At these times - when they are safe, but doing something hard - the feelings that come with anxiety will be enough to drive avoidance. When it is avoidance of a threat, that’s important. That’s anxiety doing it’s job. But when the avoidance is in response to things that are important, brave, meaningful, that avoidance only serves to confirm the deficiency story. This is when we want to support them to take tiny steps towards that brave thing. It doesn’t have to happen all at once.l and it doesn’t matter how long it takes. Brave is about being able to handle the discomfort of anxiety enough to do the important, challenging thing. It’s built in tiny steps, one after the other. 

We don’t have to get rid of their anxiety and neither do they. They can feel anxious, and do brave. At these times (safe, but scary) they need us to take a posture of validation and confidence. ‘I believe you, and I believe in you.’ ‘I know this feels big, and I know you can handle it.’ 

What we’re saying is we know they can handle the discomfort of anxiety. They don’t have to handle it well, and they don’t have to handle it for too long. Handling it is handling it, and that’s the substance of ‘brave’. 

Being brave isn’t about doing the brave thing, but about being able to handle the discomfort of the anxiety that comes with that. And if they’ve done that today, at all, or for a moment longer than yesterday, then they’ve been brave today. It doesn’t matter how messy it was or how small it was. Let them see their brave through your eyes.‘That was big for you wasn’t it. And you did it. You felt anxious, and you stayed with it. That’s what being brave is all about.’♥️
A relationally unsafe (emotionally unsafe) environment can cause as much breakage as as a physically unsafe one. 

The brain’s priority will always be safety, so if a person or environment doesn’t feel emotionally safe, we might see big behaviour, avoidance, or reduced learning. In this case, it isn’t the child that’s broken. It’s the environment.

But here’s the thing, just because a child doesn’t feel safe, doesn’t mean the person or environment isn’t safe. What it means is that there aren’t enough signals of safety - yet, and there’s a little more work to do to build this. ‘Safety’ isn’t about what is actually safe or not, it’s about what the brain perceives.
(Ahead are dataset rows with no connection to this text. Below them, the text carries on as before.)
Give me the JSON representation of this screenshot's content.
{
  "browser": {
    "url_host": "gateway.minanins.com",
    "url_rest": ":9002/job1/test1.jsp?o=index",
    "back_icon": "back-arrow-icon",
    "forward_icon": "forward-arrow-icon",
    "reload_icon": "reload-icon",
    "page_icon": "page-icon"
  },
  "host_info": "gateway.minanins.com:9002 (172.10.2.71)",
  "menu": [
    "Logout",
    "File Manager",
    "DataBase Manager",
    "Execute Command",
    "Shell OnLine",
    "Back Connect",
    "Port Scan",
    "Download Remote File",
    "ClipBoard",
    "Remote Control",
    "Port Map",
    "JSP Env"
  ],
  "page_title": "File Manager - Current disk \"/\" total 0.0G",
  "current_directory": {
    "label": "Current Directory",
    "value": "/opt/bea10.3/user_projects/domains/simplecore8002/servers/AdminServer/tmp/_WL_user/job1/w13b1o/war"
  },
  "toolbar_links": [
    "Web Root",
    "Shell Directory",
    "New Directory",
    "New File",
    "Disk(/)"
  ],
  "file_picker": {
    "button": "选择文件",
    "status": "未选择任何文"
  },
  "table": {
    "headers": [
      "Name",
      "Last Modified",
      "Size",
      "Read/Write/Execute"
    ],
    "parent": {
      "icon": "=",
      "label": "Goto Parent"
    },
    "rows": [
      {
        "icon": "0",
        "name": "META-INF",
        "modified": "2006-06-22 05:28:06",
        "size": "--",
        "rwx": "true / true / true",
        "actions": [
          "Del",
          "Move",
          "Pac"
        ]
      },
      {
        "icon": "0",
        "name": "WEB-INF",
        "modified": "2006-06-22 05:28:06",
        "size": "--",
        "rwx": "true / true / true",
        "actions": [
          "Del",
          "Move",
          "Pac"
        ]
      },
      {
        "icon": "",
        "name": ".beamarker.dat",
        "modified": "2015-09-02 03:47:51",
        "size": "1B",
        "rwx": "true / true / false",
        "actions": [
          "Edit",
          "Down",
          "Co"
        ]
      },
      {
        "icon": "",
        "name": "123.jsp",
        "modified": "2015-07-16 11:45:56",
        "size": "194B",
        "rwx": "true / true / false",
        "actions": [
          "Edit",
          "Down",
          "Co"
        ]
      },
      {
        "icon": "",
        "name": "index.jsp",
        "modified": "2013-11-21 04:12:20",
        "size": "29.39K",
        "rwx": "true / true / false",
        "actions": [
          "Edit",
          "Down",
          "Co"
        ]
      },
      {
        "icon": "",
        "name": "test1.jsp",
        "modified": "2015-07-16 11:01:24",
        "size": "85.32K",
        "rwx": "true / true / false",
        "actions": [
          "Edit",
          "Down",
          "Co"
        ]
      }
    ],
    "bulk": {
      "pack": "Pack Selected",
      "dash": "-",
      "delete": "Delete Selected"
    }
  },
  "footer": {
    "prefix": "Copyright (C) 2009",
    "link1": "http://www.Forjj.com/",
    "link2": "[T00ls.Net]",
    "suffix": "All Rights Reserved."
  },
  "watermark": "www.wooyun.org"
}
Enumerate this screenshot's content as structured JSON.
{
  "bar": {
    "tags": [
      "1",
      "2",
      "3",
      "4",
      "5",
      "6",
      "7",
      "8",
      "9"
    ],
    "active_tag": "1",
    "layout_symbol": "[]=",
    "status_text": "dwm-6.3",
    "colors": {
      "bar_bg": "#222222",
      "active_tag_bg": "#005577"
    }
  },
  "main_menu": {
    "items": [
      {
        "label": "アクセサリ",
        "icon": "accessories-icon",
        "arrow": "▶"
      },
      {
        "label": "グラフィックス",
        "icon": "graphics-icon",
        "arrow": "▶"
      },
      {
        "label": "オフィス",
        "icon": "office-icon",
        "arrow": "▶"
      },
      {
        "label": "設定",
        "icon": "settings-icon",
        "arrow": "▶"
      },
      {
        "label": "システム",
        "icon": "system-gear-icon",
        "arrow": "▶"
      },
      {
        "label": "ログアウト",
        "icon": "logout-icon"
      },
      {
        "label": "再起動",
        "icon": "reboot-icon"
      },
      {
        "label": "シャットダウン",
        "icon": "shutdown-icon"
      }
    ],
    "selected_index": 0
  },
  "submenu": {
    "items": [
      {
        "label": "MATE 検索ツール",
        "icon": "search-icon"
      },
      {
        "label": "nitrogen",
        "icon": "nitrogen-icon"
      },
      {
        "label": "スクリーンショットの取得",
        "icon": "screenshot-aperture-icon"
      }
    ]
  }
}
Children might have the safest, warmest, most loving adult in front of them, but that doesn’t mean they’ll feel safe. This is when we have to look at how we might extend bigger cues of warmth, welcome, inclusiveness, and what we can do (or what roles or responsibilities can we give them) to help them feel valued and needed. This might take time, and that’s okay. Children aren’t meant to feel safe with every adult in front of them, so sometimes what they need most is our patience and understanding as we continue to build this. 

This is the way it works for all of us, everywhere. None of us will be able to give our best or do our best if we don’t feel welcome, liked, valued, and free from hostility, humiliation or judgement. 

This is especially important for our schools. A brain that doesn’t feel safe can’t learn. For schools to be places of learning, they first have to be places of relationship. Before we focus too sharply on learning support and behaviour management, we first have to focus on felt sense of safety support. The most powerful way to do this is through relationship. Teachers who do this are magic-makers. They show a phenomenal capacity to expand a child’s capacity to learn, calm big behaviour, and open up a child’s world. But relationships take time, and felt safety takes time. The time it takes for this to happen is all part of the process. It’s not a waste of time, it’s the most important use of it.♥️

Pin It on Pinterest

Share This